Lunch at Drakes and a trip to Brighton

Lunch at Drakes and a trip to Brighton

by Martin Malloy 19 March 2013

Martin recently made his first trip to Brighton and took it as a good opportunity to sample “London by the Sea’s” culinary scene. Naturally it included fish and chips in the open air, but also a visit to one of Brighton’s premier restaurants - The Restaurant at Drakes.

Martin has come to London from Glasgow and seems to have slotted into the London scene pretty easily - then again as a graffiti-collecting whizz developer it is hardly surprising.

Martin has come to London from Glasgow and seems to have slotted into the London scene pretty easily - then again as a graffiti-collecting whizz developer it is hardly surprising.

I’d never been to Brighton, but everything I had heard about it was probably the same as you – the ‘Lanes’, the Pier, the Royal Pavilion. On this occasion, though, I wasn’t there to see the sights. My own sights were set on finding out what Brighton’s culinary scene had to offer - though I did find time to enjoy its wealth of street art and risk my life on some end-of-the-pier fairground rides. On that last point, I would like to award “Crazy Mouse“ the best ride award and “Horror Hotel” the wooden spoon.

We started with a meal at one of Brighton’s many fish and chip joints: Bardsleys, which was both a restaurant and a take-away. I was surprised to see people in the restaurant, though, as I thought the whole point was to eat fish and chips while strolling along its pebbled shoreline - which is the option we took. We went for a heartily-portioned cod and chips and were not to be disappointed. The cod, which was clearly of a high quality and fresh, was not too greasy and cooked to perfection, while the chips were perfectly fluffy inside and given an extra level of seasoning by the sea-air. The only obstacle was trying to eat the damn thing before the stiff breeze cooled it down - maybe that’s why people use the restaurant.
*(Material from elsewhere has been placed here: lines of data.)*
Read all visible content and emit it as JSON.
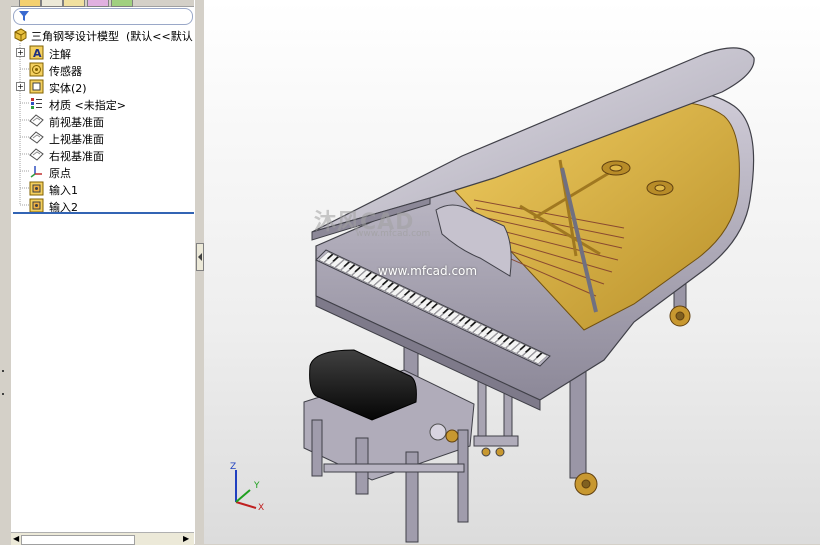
{
  "feature_tree": {
    "root": {
      "label": "三角钢琴设计模型",
      "config": "(默认<<默认"
    },
    "items": [
      {
        "label": "注解",
        "icon": "annotations-icon",
        "expandable": true
      },
      {
        "label": "传感器",
        "icon": "sensors-icon",
        "expandable": false
      },
      {
        "label": "实体(2)",
        "icon": "solid-bodies-icon",
        "expandable": true
      },
      {
        "label": "材质 <未指定>",
        "icon": "material-icon",
        "expandable": false
      },
      {
        "label": "前视基准面",
        "icon": "plane-icon",
        "expandable": false
      },
      {
        "label": "上视基准面",
        "icon": "plane-icon",
        "expandable": false
      },
      {
        "label": "右视基准面",
        "icon": "plane-icon",
        "expandable": false
      },
      {
        "label": "原点",
        "icon": "origin-icon",
        "expandable": false
      },
      {
        "label": "输入1",
        "icon": "imported-body-icon",
        "expandable": false
      },
      {
        "label": "输入2",
        "icon": "imported-body-icon",
        "expandable": false
      }
    ]
  },
  "viewport": {
    "watermark": "沐风CAD",
    "watermark_sub": "www.mfcad.com",
    "watermark_url": "www.mfcad.com",
    "triad": {
      "x": "X",
      "y": "Y",
      "z": "Z"
    }
  },
  "colors": {
    "selection_line": "#3264b4",
    "piano_body": "#c8c4d0",
    "soundboard": "#d4aa40"
  }
}
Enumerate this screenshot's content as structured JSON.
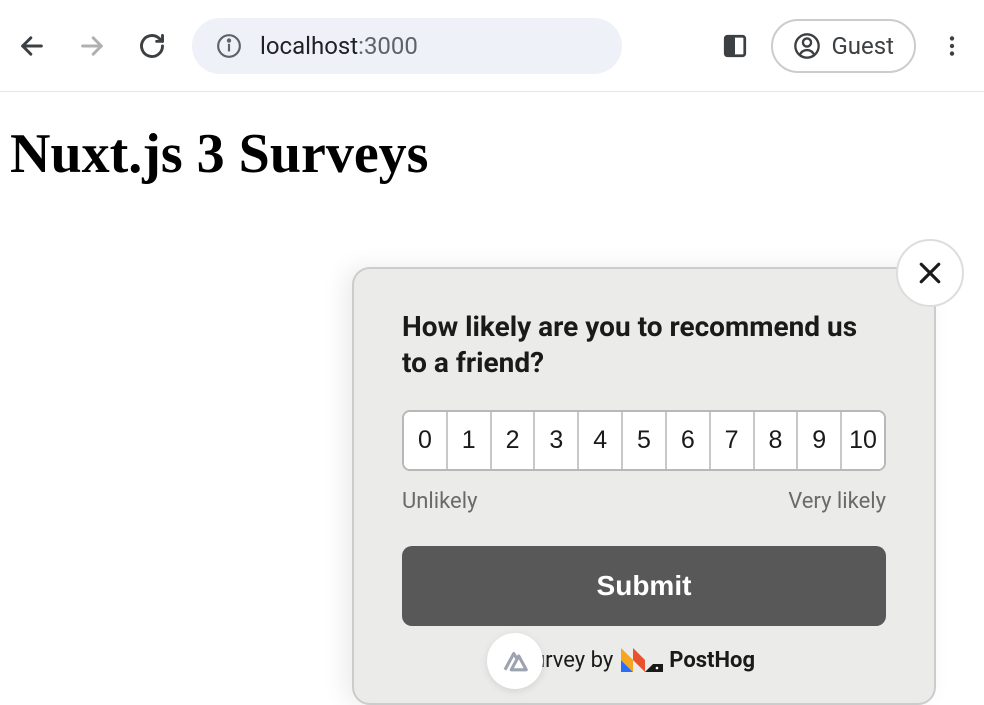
{
  "browser": {
    "url_host": "localhost",
    "url_port": ":3000",
    "guest_label": "Guest"
  },
  "page": {
    "title": "Nuxt.js 3 Surveys"
  },
  "survey": {
    "question": "How likely are you to recommend us to a friend?",
    "ratings": [
      "0",
      "1",
      "2",
      "3",
      "4",
      "5",
      "6",
      "7",
      "8",
      "9",
      "10"
    ],
    "label_low": "Unlikely",
    "label_high": "Very likely",
    "submit_label": "Submit",
    "footer_prefix": "urvey by",
    "footer_brand": "PostHog"
  }
}
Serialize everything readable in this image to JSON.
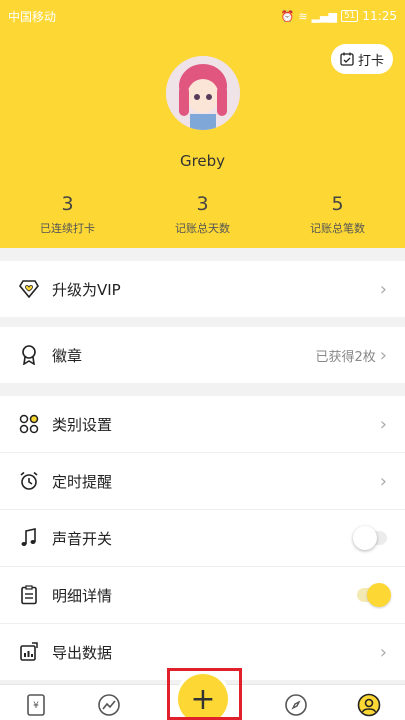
{
  "status": {
    "carrier": "中国移动",
    "time": "11:25",
    "battery": "51"
  },
  "header": {
    "checkin_label": "打卡",
    "username": "Greby",
    "stats": [
      {
        "value": "3",
        "label": "已连续打卡"
      },
      {
        "value": "3",
        "label": "记账总天数"
      },
      {
        "value": "5",
        "label": "记账总笔数"
      }
    ]
  },
  "menu": {
    "vip": "升级为VIP",
    "badges": "徽章",
    "badges_value": "已获得2枚",
    "category": "类别设置",
    "reminder": "定时提醒",
    "sound": "声音开关",
    "details": "明细详情",
    "export": "导出数据"
  },
  "toggles": {
    "sound": false,
    "details": true
  },
  "colors": {
    "accent": "#fdd835",
    "highlight": "#e0202a"
  },
  "tabbar": {
    "add": "+"
  }
}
Chastened by the experience of eating fish and chips al-fresco on a cool March evening, we decided to book a table at Brighton’s premier restaurant, The Restaurant at Drakes. Drakes is situated on the seafront but, being a bit higher up the hill from the pier, comes with spectacular views. We sat in the warm cocktail bar and enjoyed some beautiful white wine while studying the fine mix of artwork which decorates the walls.

Then we were whisked downstairs to a bright and airy restaurant area where we were presented with some warm rolls which we ate while browsing the Sunday Lunch menu. It offered four options per course and we were torn between a few of them.

I decided to start with a rustic Pork terrine with Madeira jelly, which came served with a fresh salad and beautiful bread. Black sea salt helped to season the dish; a single grain in each mouthful is more than enough to reap its benefits.

Following on from that was perhaps the ultimate Sunday lunch dish. Ample thin slices pieces of beef, juicy and pink in the middle, were served with muffin sized Yorkshire puddings and roast potatoes – both of which were crispy on the outside and fluffy in the middle - green beans, carrots and a dollop of horseradish sauce. The dish was drizzled in a light but tasty gravy that helped to draw all the flavour out of the prime ingredients.

It became clear that Drakes is an ideal spot for families and friends to catch up over a very good meal. The food isn’t particularly showy but Andrew Mackenzie’s style still comes through well, aided by ingredients as fresh as the sea breeze we experienced the night before. The atmosphere was very friendly, and staff would bring additional courses to enjoy - a cup of very smooth and creamy butternut squash soup went nicely with a warm roll. Once our main courses arrived, the restaurant barely had a table left.

We were busy admiring the traditional stone alcoves with downward spot lighting situated next to our table when our desserts arrived; warm and rich chocolate fondants served temptingly in an iron pot with toffee caramel ice cream. Being a lover of this particular dessert, I feel I make a good judge of a chocolate fondant and this version was one of the best I have tasted. It was so good, in fact, that I didn’t find the time to take a picture of it.

Perhaps I had learnt my lesson from the evening before - that in Brighton food must be eaten quickly!